In a world of electronic payments, paper check theft continues to evolve and has become another springboard for cybersecurity breaches. Why cybersecurity you ask, because paper checks are being stolen for key information and used to electronically defraud banks. Until the fraud is detected and the bankers shut down the breached account, many forged, and even electronic checks, can potentially be withdrawn stolen from your account.
Just a few months ago Capsicum Group (Capsicum) was made aware of a check stolen from a mailbox right outside of a Post Office. After several weeks in which the check did not clear its account, a stop payment request was made with the bank. The original check was never cashed. The bank noticed several atypical things with the account and reached out to confirm if questionable checks were legitimate. The atypical issues bankers were looking at included out of sequence check numbers, new payees, and check cashing geographies in areas we rarely, or never do business. Information being sought from the paper checks includes signatures, routing and account numbers, and address information.
Incidents like this one are growing at a staggering rate. Fraudsters are stealing envelopes containing paper checks from mailboxes and creating fraudulent checks using electronic software like Photoshop. These programs can copy and modify electronic documents and color laser printers with MICR encoding capabilities can duplicate checks and signatures.
The Financial Crimes Enforcement Network 2023 says it has been a record-breaking year for paper and electronic check fraud. Capsicum was also made aware of an individual who had an electrician come to their house in Florida, make a photocopy of a check which was on a desk, sent that check image to his cousin in Texas who then walked into a local branch and tried to cash a fake check. An astute teller at the branch asked for identification which did not match the check, called the proper owner of the account, and determined the check was fraudulent. Texas law enforcement was called, and the person trying to cash the bad check was apprehended.

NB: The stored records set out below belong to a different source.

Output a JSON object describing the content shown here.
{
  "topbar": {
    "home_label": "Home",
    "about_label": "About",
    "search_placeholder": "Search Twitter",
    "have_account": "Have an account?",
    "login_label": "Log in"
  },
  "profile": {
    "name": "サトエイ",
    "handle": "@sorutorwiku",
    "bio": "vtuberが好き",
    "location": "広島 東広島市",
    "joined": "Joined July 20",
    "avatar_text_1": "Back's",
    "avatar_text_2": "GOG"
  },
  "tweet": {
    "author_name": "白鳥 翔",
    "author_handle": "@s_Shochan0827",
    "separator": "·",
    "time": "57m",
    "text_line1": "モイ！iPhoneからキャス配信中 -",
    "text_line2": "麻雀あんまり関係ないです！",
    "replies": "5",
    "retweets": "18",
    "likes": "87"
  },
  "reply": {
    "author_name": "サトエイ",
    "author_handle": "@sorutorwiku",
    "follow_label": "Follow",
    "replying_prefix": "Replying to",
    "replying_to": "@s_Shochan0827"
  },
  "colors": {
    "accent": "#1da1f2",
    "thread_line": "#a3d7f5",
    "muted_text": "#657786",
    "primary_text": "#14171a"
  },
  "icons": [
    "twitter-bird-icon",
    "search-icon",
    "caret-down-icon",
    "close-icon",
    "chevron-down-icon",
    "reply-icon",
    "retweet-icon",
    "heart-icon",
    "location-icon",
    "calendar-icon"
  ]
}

In most cases, a checking account needs to be permanently closed and transferred to a new account when events like this occur. While the process is arduous, it allows the owner to have a fresh start after a breach. Stolen data is often found on the Dark Web and sold to those trying to defraud.
Even though electronic payments continue to grow, many still use paper checks. It could be for a gift, a payment to a vendor who does not take electronic payments, or just an “old-school” mentality. Are paper checks a thing of the past? As banks encounter substantial ever-growing losses and as their customers seem to be regularly breached, this may indeed come to pass.
It is strongly advised that your accounting and technology teams put their heads together and determine what is right for your business. Electronic payments aren’t without fraud, but they just might be safer for you than paper checks.
Will new technologies such as AI solve these issues? As long as there are bad actors, there will be fraud. Hopefully we can better protect and serve the banking community in the days to come.
At Capsicum we’ve been confronting cyber fraud by helping clients with proactive and reactive measures such as security assessments, incident response retainers, compliance audits, technology and systems design, forensic investigations, and much more. Capsicum helps organizations and individuals fortify their defenses, stay one step ahead of cybercriminals, and create a safer digital environment for all.